Seismic performance of RC structural squat walls with limited transverse reinforcement
Date of Issue2009
School of Civil and Environmental Engineering
In the last three decades, extensive research works has been conducted to assess the validity of the design provisions of EC8 and ACI 318 for cyclic shear in reinforced concrete (RC) structural walls with low aspect ratios. Significant progress has been achieved in the understanding of global and local responses of such RC structural walls. These squat walls are usually detailed according to current provisions and reinforced against the shear by either conventionally or by adding additional cross-inclined bidiagonal bars to achieve the full ductile behavior of the RC member.
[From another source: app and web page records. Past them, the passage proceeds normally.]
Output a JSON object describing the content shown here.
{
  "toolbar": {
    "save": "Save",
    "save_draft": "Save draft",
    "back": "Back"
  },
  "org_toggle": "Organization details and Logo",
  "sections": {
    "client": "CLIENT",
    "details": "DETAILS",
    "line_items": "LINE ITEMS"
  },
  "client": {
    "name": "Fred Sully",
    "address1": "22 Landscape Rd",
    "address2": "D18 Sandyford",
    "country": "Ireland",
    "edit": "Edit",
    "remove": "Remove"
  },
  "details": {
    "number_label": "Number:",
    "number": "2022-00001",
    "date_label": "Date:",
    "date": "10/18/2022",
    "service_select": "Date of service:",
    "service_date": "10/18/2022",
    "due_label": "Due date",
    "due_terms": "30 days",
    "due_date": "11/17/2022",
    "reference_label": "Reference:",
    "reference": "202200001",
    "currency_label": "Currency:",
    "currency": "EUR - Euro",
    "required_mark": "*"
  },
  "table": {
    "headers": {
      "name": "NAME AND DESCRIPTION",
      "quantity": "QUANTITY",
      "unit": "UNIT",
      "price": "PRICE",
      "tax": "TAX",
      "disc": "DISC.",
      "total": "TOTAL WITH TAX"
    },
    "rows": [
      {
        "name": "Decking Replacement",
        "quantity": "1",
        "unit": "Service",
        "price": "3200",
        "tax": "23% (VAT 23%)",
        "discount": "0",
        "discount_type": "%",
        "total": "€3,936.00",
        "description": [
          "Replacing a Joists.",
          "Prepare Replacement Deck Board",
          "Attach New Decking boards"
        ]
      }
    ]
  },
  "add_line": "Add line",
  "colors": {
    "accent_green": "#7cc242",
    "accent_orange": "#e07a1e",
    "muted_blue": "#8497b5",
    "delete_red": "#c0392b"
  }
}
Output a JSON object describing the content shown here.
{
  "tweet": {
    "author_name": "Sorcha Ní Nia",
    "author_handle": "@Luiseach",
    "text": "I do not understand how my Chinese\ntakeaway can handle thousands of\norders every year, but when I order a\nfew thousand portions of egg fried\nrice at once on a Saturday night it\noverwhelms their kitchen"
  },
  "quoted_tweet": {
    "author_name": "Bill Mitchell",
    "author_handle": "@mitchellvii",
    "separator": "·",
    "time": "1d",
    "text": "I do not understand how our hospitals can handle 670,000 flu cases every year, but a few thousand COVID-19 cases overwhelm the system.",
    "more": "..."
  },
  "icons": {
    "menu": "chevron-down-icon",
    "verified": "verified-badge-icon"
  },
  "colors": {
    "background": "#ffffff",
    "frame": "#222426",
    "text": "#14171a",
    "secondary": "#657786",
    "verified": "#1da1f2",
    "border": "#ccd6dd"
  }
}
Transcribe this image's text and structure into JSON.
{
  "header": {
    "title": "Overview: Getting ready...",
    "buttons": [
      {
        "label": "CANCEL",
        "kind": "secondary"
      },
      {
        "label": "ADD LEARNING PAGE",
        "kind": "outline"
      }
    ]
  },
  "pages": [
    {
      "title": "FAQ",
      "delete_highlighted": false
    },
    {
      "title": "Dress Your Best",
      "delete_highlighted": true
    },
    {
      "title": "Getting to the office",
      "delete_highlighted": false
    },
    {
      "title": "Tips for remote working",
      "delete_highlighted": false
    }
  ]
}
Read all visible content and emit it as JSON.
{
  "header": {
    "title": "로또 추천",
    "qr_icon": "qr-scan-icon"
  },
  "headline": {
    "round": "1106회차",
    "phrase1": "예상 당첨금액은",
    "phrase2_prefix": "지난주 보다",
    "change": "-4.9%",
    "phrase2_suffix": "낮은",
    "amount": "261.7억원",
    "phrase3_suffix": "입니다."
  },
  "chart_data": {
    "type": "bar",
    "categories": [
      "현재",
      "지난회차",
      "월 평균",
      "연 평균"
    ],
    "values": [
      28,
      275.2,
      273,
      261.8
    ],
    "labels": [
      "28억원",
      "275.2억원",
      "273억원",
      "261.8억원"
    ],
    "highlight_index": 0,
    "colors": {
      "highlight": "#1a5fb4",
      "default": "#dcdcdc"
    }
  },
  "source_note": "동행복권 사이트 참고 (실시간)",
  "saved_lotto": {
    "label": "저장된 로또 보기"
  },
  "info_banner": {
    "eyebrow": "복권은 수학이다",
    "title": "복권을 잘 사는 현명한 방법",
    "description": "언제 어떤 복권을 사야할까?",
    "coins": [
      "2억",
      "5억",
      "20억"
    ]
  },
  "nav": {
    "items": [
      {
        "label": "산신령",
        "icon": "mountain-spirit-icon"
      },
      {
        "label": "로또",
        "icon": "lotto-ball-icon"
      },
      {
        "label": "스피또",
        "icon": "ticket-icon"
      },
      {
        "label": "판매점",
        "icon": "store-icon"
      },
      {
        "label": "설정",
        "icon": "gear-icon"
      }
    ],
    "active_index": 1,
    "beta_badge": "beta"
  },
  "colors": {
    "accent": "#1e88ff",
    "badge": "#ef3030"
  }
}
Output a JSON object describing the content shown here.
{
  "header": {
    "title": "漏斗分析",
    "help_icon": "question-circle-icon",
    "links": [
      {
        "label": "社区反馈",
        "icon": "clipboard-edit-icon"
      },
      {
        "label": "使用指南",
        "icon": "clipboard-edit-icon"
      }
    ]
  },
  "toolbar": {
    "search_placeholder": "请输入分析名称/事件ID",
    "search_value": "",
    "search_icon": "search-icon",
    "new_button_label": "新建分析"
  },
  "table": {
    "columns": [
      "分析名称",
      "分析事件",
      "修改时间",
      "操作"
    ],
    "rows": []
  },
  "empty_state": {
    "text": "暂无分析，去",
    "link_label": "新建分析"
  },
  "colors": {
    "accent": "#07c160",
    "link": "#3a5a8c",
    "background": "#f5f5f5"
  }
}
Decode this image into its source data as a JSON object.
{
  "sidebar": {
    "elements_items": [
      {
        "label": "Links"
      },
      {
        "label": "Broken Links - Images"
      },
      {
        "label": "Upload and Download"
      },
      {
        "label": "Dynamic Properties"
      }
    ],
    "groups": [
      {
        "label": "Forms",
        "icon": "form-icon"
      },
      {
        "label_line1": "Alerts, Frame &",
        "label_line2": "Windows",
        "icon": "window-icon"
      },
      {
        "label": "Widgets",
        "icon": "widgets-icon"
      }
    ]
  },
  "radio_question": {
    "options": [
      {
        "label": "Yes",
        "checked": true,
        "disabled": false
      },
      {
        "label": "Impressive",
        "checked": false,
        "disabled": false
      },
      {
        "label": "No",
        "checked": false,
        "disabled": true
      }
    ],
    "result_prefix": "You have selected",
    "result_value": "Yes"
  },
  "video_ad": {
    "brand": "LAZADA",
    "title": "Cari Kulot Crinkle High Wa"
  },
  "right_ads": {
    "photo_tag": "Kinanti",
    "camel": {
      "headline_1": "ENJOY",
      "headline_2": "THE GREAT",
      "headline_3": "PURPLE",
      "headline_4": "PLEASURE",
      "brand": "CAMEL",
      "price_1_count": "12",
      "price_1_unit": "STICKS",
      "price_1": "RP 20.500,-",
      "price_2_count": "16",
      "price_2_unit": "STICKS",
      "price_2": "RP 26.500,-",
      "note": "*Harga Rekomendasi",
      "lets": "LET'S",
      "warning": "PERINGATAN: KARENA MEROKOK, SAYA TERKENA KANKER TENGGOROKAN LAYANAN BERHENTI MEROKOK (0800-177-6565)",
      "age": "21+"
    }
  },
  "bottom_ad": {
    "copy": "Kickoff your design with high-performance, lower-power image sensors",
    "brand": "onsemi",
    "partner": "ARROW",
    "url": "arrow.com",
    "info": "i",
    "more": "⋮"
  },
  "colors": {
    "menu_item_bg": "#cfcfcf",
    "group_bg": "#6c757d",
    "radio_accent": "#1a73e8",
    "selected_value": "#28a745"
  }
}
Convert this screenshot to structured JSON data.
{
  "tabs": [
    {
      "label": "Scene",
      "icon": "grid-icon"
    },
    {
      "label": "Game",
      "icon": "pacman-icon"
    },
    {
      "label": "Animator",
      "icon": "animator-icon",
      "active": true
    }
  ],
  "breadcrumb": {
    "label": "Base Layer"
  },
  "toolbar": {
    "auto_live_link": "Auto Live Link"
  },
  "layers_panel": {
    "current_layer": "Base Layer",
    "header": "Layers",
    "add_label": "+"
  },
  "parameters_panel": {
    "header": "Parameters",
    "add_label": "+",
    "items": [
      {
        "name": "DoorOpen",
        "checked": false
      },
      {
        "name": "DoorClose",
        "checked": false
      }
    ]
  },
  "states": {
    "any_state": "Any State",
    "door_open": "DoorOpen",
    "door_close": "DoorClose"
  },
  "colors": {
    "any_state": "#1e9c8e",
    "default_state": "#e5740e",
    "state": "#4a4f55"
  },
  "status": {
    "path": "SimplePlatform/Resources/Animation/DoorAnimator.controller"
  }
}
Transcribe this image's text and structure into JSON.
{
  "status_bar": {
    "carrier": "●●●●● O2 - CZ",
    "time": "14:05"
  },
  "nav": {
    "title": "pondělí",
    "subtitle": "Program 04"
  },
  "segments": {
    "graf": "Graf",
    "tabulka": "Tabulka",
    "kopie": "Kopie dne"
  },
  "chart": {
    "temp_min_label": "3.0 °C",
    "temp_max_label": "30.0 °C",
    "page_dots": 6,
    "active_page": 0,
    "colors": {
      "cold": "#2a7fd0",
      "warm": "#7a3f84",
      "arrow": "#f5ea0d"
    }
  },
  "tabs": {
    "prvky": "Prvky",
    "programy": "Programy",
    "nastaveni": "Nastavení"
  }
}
Previous research, however, does not provide adequate and conclusive information of structural squat walls with limited transverse reinforcement in boundary columns. Such RC walls may exhibit only limited ductility and the sliding shear mode may dominate. Current research is, therefore, initiated by the need to provide useful and conclusive information related with the local and global responses of squat RC walls with limited transverse reinforcement. In this study, both experimental and numerical investigations of local and global responses of such RC walls under cyclic loadings have been presented in detail. An experimental program has been carried out to explore the local and global responses of a total of eight squat RC structural walls with limited transverse reinforcement. The global and local behavior of these RC walls from the experiments carried out is described in detail. The influence of several design parameters such as axial compression loads, transverse reinforcements in the wall boundary columns and the presence of construction joints at the wall base, on the behavior of such RC walls under cyclic loadings is also reported herein. Reasonable strut-and-tie models for RC structural walls with and without axial loads are then developed to aid in better understanding the force transfer mechanism and contribution of reinforcement in RC walls based on the experiments carried out. Next, an analytical approach, combining the inelastic flexure and shear components of deformation, is proposed to properly evaluate the initial stiffness of tested RC walls.
DRNTU::Engineering::Civil engineering::Structures and design